By Rev. Carroll Morony
“They devoted themselves to the apostles’ teaching and fellowship, to the breaking of bread and the prayers.” (Acts 2:42 NRSV)
“Day by day the Lord added to their number those who were being saved.” (Acts 2:47b NRSV)
Before I finished my studies for the ministry, I was doing an internship with a well-experienced, wise pastor. One day he said to me, “If someone could just figure out the key to motivating people, they would get rich.” The comment was more to reflect the struggles all pastors (leaders) have to motivate their group or congregation. This was in 1968. Well, you and I are aware of a lot of motivational speakers over the years who have gotten rich off their audiences. But the question of what truly motivates a person or a group still remains.
Fast forward to earlier this summer. I was watching an episode of “Broncos Country” on TV which always had interesting stories about players present and past, and other interesting football trivia about the team. This particular program featured a Behavioral Psychologist, by the name of Dr. Rick Perea who spoke about motivation as related to football players, especially at the higher levels of play (college and professional). What he had to say really resonated, and it was clear he knew what he was talking about from wide experience working directly with players and teams, not just from theory. This is, in essence, is what he had to say.
There are basically only two kinds of motivation: intrinsic (that which comes from inside a person), and Extrinsic (that which comes from outside a person). The key to real, long-term motivation is the kind that comes from within a person. The external kind of motivation is effective for a while, but will not last. Case in point. A new pro player may be motivated by the external things like the salary, the coach, the team, the excitement of it all, and these will be effective – for a while. But they will not last. The great players and even the good ones discover the motivation that comes from within them to perform at their highest level, and believe it or not, it has nothing to do with their salary or other external factors.
The key to motivation, Dr. Perea, said is to reward the process, not the outcome (like wins or grades). Focusing on the right process will eventually produce successful outcomes.

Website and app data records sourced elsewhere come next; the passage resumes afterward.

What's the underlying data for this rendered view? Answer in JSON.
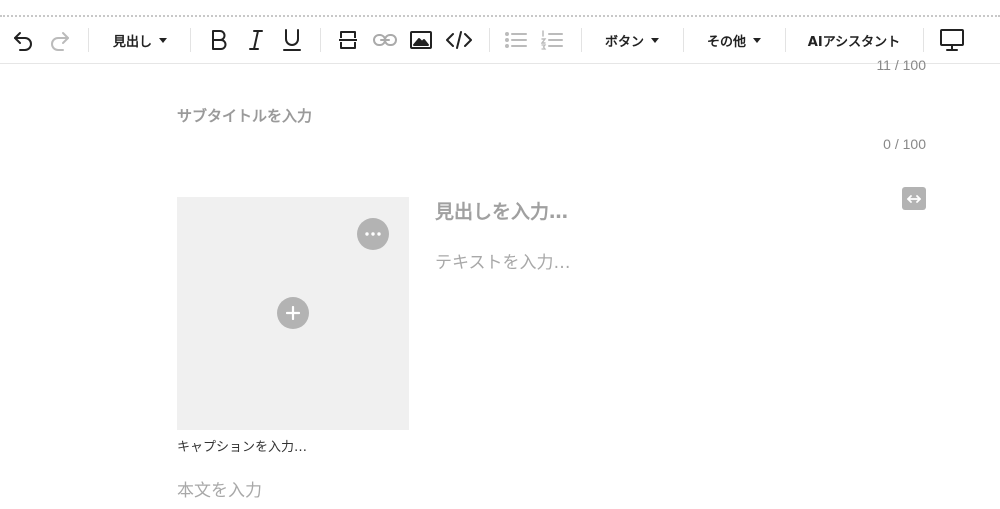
{
  "toolbar": {
    "undo_icon": "undo-icon",
    "redo_icon": "redo-icon",
    "heading_dropdown": "見出し",
    "bold_icon": "bold-icon",
    "italic_icon": "italic-icon",
    "underline_icon": "underline-icon",
    "strikethrough_icon": "strikethrough-icon",
    "link_icon": "link-icon",
    "image_icon": "image-icon",
    "code_icon": "code-icon",
    "bullet_list_icon": "bullet-list-icon",
    "numbered_list_icon": "numbered-list-icon",
    "button_dropdown": "ボタン",
    "other_dropdown": "その他",
    "ai_assistant": "AIアシスタント",
    "preview_icon": "monitor-icon"
  },
  "editor": {
    "title_counter": "11 / 100",
    "subtitle_placeholder": "サブタイトルを入力",
    "subtitle_counter": "0 / 100",
    "block": {
      "heading_placeholder": "見出しを入力…",
      "text_placeholder": "テキストを入力…",
      "caption_placeholder": "キャプションを入力…"
    },
    "body_placeholder": "本文を入力"
  },
  "colors": {
    "placeholder": "#a8a8a8",
    "image_bg": "#f0f0f0",
    "button_gray": "#b3b3b3",
    "toolbar_icon": "#222222",
    "toolbar_icon_disabled": "#bbbbbb"
  }
}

We are not talking about a “magic bullet” here (if we just had the “right coach”,” the right QB”, “the right pastor”, “the right youth leader”, etc., etc., etc.). In football, he said, the right process is focusing on technical skills and improving them, and in the process, giving it FULL EFFORT, WITH A GREAT ATTITUDE, AND GREAT ENERGY.
The lesson here for the church is pretty straight forward. External motivation is keyed to statistics: more people in church, higher giving, a better program, and so forth. This misses the point because it removes the focus from my own self to other things or other people as the answer to our struggles. Only when we begin to focus our own personal attention and energy on the process within our own congregation and look deep inside ourselves to see if “I” am giving it “my” FULL EFFORT, WITH A GREAT ATTITUDE, AND GREAT ENERGY, can we ever expect to see the positive outcomes and growth for our church that we desire.
The New Testament makes this point very clear. It is only when we are focused on the various spiritual disciplines, our life in Christ together, and the nitty-gritty stuff we are to be doing day in and day out with the right attitude and internal motivation that we will begin to see positive outcomes. Scripture is absolutely clear: the outcomes are God’s, not ours. It is God who gives the growth (appropriate to US, NOT to some other church!) when we are properly focused from within ourselves on the process, on the details of our life together in Christ, to do and to give the very best we can simply because we want to and because we believe in it.
Rev. Carroll Morony
Fort Collins, CO